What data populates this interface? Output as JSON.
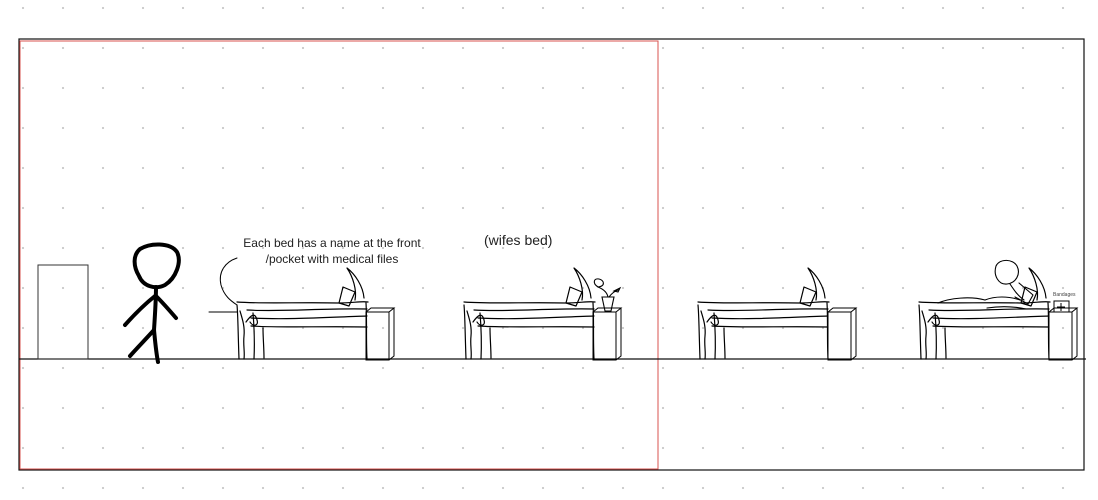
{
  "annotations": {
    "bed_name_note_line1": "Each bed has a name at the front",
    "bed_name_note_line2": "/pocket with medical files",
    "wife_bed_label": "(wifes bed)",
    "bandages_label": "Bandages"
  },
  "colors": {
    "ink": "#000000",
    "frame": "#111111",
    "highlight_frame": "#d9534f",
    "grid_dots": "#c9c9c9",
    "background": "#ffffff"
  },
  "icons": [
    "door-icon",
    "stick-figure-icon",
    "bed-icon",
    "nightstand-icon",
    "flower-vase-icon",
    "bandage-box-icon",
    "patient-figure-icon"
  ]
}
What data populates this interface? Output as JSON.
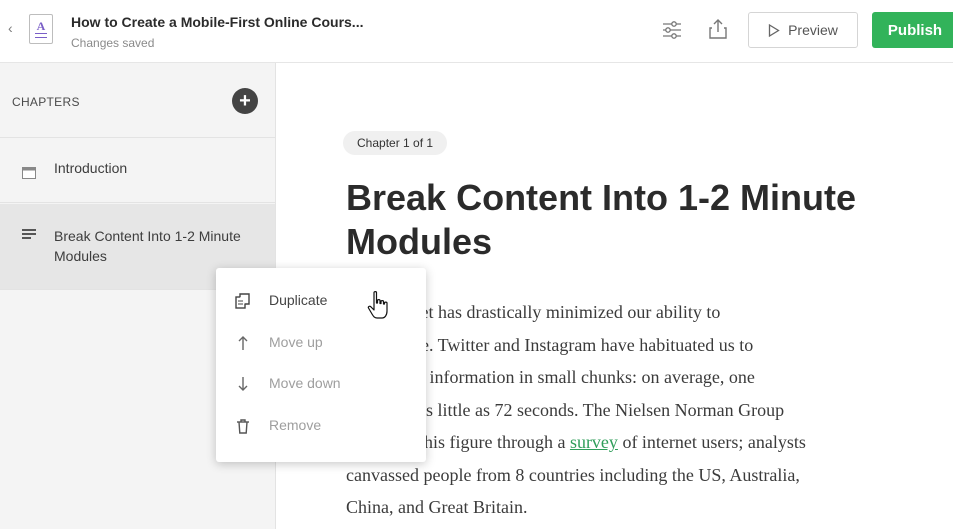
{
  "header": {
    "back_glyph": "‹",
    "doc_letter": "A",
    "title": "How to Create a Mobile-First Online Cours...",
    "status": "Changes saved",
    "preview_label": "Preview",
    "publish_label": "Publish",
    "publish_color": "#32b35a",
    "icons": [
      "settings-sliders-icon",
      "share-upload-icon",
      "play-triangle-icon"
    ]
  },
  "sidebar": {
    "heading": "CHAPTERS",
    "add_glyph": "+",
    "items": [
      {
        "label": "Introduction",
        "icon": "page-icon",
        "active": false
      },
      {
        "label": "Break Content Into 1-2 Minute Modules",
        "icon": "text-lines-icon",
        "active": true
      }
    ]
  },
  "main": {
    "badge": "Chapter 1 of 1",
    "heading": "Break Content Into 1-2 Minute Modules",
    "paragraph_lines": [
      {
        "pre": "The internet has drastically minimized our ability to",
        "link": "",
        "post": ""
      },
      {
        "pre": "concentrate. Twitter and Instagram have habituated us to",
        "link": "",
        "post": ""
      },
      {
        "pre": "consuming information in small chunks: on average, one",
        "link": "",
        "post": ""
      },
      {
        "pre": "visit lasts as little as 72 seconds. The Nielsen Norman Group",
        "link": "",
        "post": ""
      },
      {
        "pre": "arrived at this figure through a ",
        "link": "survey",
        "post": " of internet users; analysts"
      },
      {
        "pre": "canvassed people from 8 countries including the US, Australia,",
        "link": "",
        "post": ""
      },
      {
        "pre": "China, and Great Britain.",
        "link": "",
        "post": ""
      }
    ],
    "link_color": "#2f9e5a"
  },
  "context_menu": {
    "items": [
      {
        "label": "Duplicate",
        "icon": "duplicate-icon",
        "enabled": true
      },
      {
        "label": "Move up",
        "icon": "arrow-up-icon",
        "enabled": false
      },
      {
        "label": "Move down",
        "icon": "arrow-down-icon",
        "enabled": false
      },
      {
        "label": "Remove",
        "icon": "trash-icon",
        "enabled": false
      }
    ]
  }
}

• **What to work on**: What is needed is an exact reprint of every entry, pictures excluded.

• **Solution**:
What data populates this interface? Output as JSON.
{
  "annotations": {
    "bed_name_note_line1": "Each bed has a name at the front",
    "bed_name_note_line2": "/pocket with medical files",
    "wife_bed_label": "(wifes bed)",
    "bandages_label": "Bandages"
  },
  "colors": {
    "ink": "#000000",
    "frame": "#111111",
    "highlight_frame": "#d9534f",
    "grid_dots": "#c9c9c9",
    "background": "#ffffff"
  },
  "icons": [
    "door-icon",
    "stick-figure-icon",
    "bed-icon",
    "nightstand-icon",
    "flower-vase-icon",
    "bandage-box-icon",
    "patient-figure-icon"
  ]
}
What data populates this interface? Output as JSON.
{
  "header": {
    "back_glyph": "‹",
    "doc_letter": "A",
    "title": "How to Create a Mobile-First Online Cours...",
    "status": "Changes saved",
    "preview_label": "Preview",
    "publish_label": "Publish",
    "publish_color": "#32b35a",
    "icons": [
      "settings-sliders-icon",
      "share-upload-icon",
      "play-triangle-icon"
    ]
  },
  "sidebar": {
    "heading": "CHAPTERS",
    "add_glyph": "+",
    "items": [
      {
        "label": "Introduction",
        "icon": "page-icon",
        "active": false
      },
      {
        "label": "Break Content Into 1-2 Minute Modules",
        "icon": "text-lines-icon",
        "active": true
      }
    ]
  },
  "main": {
    "badge": "Chapter 1 of 1",
    "heading": "Break Content Into 1-2 Minute Modules",
    "paragraph_lines": [
      {
        "pre": "The internet has drastically minimized our ability to",
        "link": "",
        "post": ""
      },
      {
        "pre": "concentrate. Twitter and Instagram have habituated us to",
        "link": "",
        "post": ""
      },
      {
        "pre": "consuming information in small chunks: on average, one",
        "link": "",
        "post": ""
      },
      {
        "pre": "visit lasts as little as 72 seconds. The Nielsen Norman Group",
        "link": "",
        "post": ""
      },
      {
        "pre": "arrived at this figure through a ",
        "link": "survey",
        "post": " of internet users; analysts"
      },
      {
        "pre": "canvassed people from 8 countries including the US, Australia,",
        "link": "",
        "post": ""
      },
      {
        "pre": "China, and Great Britain.",
        "link": "",
        "post": ""
      }
    ],
    "link_color": "#2f9e5a"
  },
  "context_menu": {
    "items": [
      {
        "label": "Duplicate",
        "icon": "duplicate-icon",
        "enabled": true
      },
      {
        "label": "Move up",
        "icon": "arrow-up-icon",
        "enabled": false
      },
      {
        "label": "Move down",
        "icon": "arrow-down-icon",
        "enabled": false
      },
      {
        "label": "Remove",
        "icon": "trash-icon",
        "enabled": false
      }
    ]
  }
}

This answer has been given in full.